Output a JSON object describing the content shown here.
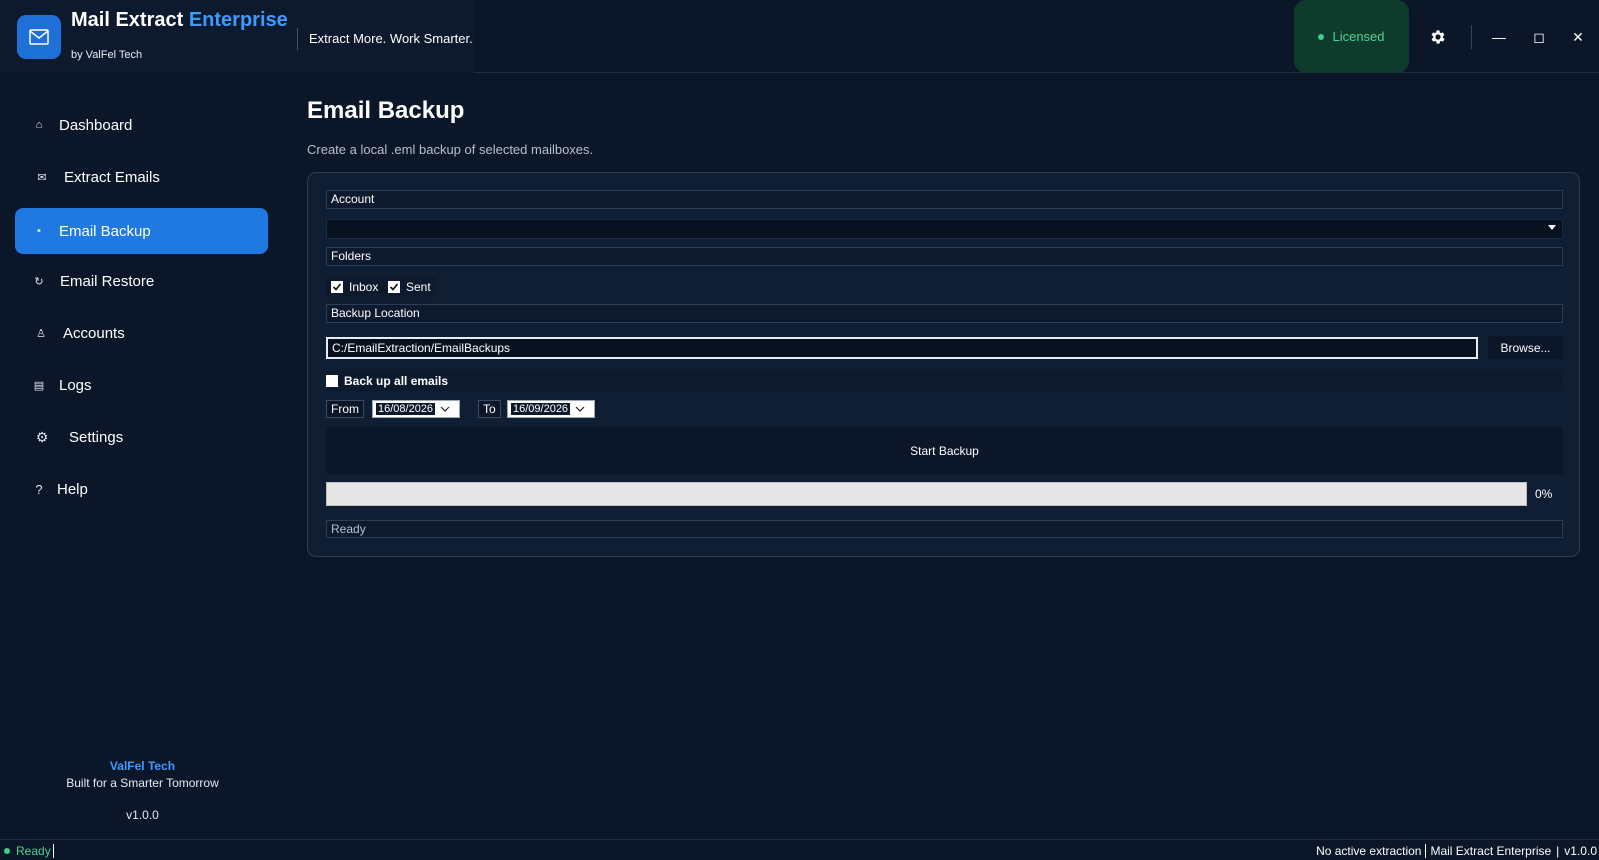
{
  "app": {
    "name_main": "Mail Extract",
    "name_accent": "Enterprise",
    "byline": "by ValFel Tech",
    "tagline": "Extract More. Work Smarter."
  },
  "header": {
    "license_label": "Licensed",
    "minimize_label": "—",
    "maximize_label": "◻",
    "close_label": "✕"
  },
  "sidebar": {
    "items": [
      {
        "label": "Dashboard",
        "icon": "home-icon",
        "glyph": "⌂"
      },
      {
        "label": "Extract Emails",
        "icon": "envelope-icon",
        "glyph": "✉"
      },
      {
        "label": "Email Backup",
        "icon": "backup-icon",
        "glyph": "▪",
        "active": true
      },
      {
        "label": "Email Restore",
        "icon": "restore-icon",
        "glyph": "↻"
      },
      {
        "label": "Accounts",
        "icon": "user-icon",
        "glyph": "♙"
      },
      {
        "label": "Logs",
        "icon": "logs-icon",
        "glyph": "▤"
      },
      {
        "label": "Settings",
        "icon": "gear-icon",
        "glyph": "⚙"
      },
      {
        "label": "Help",
        "icon": "help-icon",
        "glyph": "?"
      }
    ],
    "footer_brand": "ValFel Tech",
    "footer_tagline": "Built for a Smarter Tomorrow",
    "footer_version": "v1.0.0"
  },
  "main": {
    "title": "Email Backup",
    "subtitle": "Create a local .eml backup of selected mailboxes.",
    "account_label": "Account",
    "account_value": "",
    "folders_label": "Folders",
    "folders": [
      {
        "label": "Inbox",
        "checked": true
      },
      {
        "label": "Sent",
        "checked": true
      }
    ],
    "backup_location_label": "Backup Location",
    "backup_location_value": "C:/EmailExtraction/EmailBackups",
    "browse_label": "Browse...",
    "backup_all_label": "Back up all emails",
    "backup_all_checked": false,
    "from_label": "From",
    "from_date": "16/08/2026",
    "to_label": "To",
    "to_date": "16/09/2026",
    "start_label": "Start Backup",
    "progress_percent": 0,
    "progress_text": "0%",
    "status_text": "Ready"
  },
  "statusbar": {
    "left_text": "Ready",
    "extraction_text": "No active extraction",
    "app_text": "Mail Extract Enterprise",
    "separator": "|",
    "version_text": "v1.0.0"
  },
  "colors": {
    "background": "#0b1628",
    "accent": "#2079e0",
    "brand_blue": "#3d9bff",
    "license_green": "#4cd38e"
  }
}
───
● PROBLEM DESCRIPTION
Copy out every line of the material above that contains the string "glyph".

● RESPONSE TO THE EXERCISE
        "glyph": "⌂"
        "glyph": "✉"
        "glyph": "▪",
        "glyph": "↻"
        "glyph": "♙"
        "glyph": "▤"
        "glyph": "⚙"
        "glyph": "?"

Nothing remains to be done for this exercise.